The Millennium Tower remained little more than a pipe-dream - 400-metre towers simply do not get built in the City - yet Foster's impact on the skyline and cityscape of London is considerable.
The Baltic Exchange site was used for the 180-metre Swiss Re Insurance headquarters at 30 St Mary Axe. This is Foster's second-tallest building in London after the 200-metre HSBC tower at Canary Wharf. Foster & Partners have also put their name to mid-rise office developments at One London Wall, 100 Wood Street, and 50 Finsbury Square. They designed City Hall - the Mayor of London's new offices - along with a further office development directly adjacent to Tower Bridge. They co-designed the London Millennium Bridge with engineer Chris Wise and the eminent sculptor Sir Anthony Caro, and are currently working on the Wembley Stadium redevelopment in collaboration with HOK Sport.
The Reichstag, Berlin

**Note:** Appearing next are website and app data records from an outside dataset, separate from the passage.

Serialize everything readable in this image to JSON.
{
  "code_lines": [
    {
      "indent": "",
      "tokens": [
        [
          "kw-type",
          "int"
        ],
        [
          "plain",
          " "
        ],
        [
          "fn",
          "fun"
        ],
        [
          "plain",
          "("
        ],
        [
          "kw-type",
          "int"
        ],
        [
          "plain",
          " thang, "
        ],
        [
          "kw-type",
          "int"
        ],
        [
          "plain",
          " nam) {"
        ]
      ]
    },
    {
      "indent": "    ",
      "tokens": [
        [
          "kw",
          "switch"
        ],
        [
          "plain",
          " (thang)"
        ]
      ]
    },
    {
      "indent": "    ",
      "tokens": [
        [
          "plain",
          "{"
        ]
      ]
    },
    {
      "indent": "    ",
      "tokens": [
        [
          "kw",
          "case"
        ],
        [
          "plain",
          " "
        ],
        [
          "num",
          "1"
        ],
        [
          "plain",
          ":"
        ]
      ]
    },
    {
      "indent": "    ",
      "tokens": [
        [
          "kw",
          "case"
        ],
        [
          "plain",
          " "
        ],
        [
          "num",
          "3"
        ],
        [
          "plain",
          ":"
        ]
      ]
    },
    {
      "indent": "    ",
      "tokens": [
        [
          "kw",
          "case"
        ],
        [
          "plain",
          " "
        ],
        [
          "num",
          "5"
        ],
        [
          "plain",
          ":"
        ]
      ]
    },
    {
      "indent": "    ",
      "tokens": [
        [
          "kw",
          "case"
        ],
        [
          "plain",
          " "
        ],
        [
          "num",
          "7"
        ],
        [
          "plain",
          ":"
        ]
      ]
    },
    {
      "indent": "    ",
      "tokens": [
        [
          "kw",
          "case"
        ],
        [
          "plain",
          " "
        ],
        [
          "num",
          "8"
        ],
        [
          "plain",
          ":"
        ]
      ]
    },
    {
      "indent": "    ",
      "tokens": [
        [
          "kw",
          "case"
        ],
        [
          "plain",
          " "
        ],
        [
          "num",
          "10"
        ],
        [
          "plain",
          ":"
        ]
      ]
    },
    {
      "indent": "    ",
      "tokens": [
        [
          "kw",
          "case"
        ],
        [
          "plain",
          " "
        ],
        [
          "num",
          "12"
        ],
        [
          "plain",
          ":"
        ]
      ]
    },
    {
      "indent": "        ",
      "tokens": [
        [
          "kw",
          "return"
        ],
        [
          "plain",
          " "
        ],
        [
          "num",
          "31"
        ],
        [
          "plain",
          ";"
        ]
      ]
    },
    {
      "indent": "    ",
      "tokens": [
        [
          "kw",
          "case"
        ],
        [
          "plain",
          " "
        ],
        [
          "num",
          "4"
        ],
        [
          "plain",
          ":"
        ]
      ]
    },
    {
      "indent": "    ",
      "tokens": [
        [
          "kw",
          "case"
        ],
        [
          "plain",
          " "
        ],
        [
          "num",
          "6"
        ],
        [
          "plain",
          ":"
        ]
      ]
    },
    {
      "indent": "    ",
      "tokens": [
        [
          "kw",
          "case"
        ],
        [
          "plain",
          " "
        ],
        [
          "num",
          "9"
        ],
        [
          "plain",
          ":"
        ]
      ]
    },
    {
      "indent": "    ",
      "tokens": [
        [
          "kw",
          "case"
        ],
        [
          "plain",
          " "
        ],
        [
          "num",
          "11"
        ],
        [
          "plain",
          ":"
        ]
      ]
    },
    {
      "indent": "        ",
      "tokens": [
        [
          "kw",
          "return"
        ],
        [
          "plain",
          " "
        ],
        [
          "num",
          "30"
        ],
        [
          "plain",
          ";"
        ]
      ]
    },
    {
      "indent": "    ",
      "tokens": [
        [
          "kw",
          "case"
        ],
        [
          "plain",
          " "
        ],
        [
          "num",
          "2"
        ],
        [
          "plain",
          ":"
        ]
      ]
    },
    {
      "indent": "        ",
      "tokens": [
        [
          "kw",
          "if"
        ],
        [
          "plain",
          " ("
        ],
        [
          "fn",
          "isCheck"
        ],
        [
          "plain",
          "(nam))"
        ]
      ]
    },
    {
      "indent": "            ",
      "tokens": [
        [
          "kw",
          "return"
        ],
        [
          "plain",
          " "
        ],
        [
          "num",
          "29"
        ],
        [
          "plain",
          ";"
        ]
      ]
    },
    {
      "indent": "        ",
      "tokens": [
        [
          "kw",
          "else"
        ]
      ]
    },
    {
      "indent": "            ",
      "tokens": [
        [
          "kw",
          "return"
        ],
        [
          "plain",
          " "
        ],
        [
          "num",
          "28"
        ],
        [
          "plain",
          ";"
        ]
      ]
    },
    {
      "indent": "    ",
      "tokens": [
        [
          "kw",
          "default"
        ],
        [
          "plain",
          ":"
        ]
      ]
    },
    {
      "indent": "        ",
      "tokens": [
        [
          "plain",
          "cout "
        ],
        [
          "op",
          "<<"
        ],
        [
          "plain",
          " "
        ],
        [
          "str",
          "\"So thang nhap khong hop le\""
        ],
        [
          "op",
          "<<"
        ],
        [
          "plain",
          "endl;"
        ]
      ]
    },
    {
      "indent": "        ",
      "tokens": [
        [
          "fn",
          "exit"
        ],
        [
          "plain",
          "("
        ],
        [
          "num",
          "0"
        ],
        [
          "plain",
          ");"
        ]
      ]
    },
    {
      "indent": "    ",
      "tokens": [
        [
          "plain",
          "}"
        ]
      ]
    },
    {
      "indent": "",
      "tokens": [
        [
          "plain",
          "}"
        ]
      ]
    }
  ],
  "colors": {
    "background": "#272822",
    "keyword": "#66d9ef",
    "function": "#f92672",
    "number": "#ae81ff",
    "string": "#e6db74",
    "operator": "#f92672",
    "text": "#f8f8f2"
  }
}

Foster's work has by no means been confined to the British Isles. Perhaps the most prestigious commission completed to date was the rebuilding of the Reichstag - the German parliament building in Berlin. This was part conservation project, part new build, and an inherently emotive and sensitive challenge.
The original building dates from 1884. It had been ravaged by fire and by war, and remained forlorn and neglected until the decision was made to relocate the German parliament from Bonn to Berlin during the 1990s. Foster rose to the challenge in style, successfully preserving the original exterior, the 19th Century frescoes and the Soviet-era paintings, while creating an entirely new interior suitable for housing the parliament of a nation far into the 21st Century.
True to Foster's ongoing dedication to 'green' architecture, the finished building is entirely energy self-sufficient, burning only renewable fuels such as rapeseed oil to provide both heating and electricity, and storing excess heat deep below ground in summer, ready for use in winter. The new parliament is crowned with an enormous glass dome, which simultaneously makes historical reference to the building's original 76-metre dome, and acts as an evocative symbol of democracy. The dome is accessible to the public, and the German people are welcome to enter and to gaze out across their city or down from the helical access ramps into the main chamber, to watch their parliament in session. This is the embodiment of symbolic transparency, accessibility and democracy - identical principles to those underlying Foster & Partners' work at City Hall in London.
The Present Day
Today Foster & Partners are one of the very largest architectural practices in the world, employing roughly 500 people. They maintain offices in Hong Kong and Berlin, along with their headquarters on the South Bank of the Thames next to Battersea Park - the studio itself being a Foster creation. The firm's output is phenomenal and shows no sign of abating.
As quickly as the buildings roll out, the honours and awards roll in. Foster was knighted in 1990, and in 1993 was awarded the prestigious Royal Gold Medal by the Royal Institute of British Architects. In 1998 his American Air Museum building at Duxford, UK, was awarded the Stirling Prize, while in 1999 he became both a Pritzker Laureate and a Life Peer, assuming the title of Lord Foster of Thames Bank.
Of course, in a practice with such a prolific turnover of projects, it would be unrealistic to expect one man to design each and every building the firm creates. Despite his talents, Norman Foster is no exception, and these days is content to oversee the work of his team and his senior partners5.
Foster ceaselessly travels the world, frequently in aircraft piloted by himself, casting a watchful eye over the numerous projects which the practice has on the go at any one time. His influences, his ambition to reduce energy consumption, and his determination to utilise cutting-edge technology in order to create the finest buildings possible, continue to inform every piece of work the practice completes.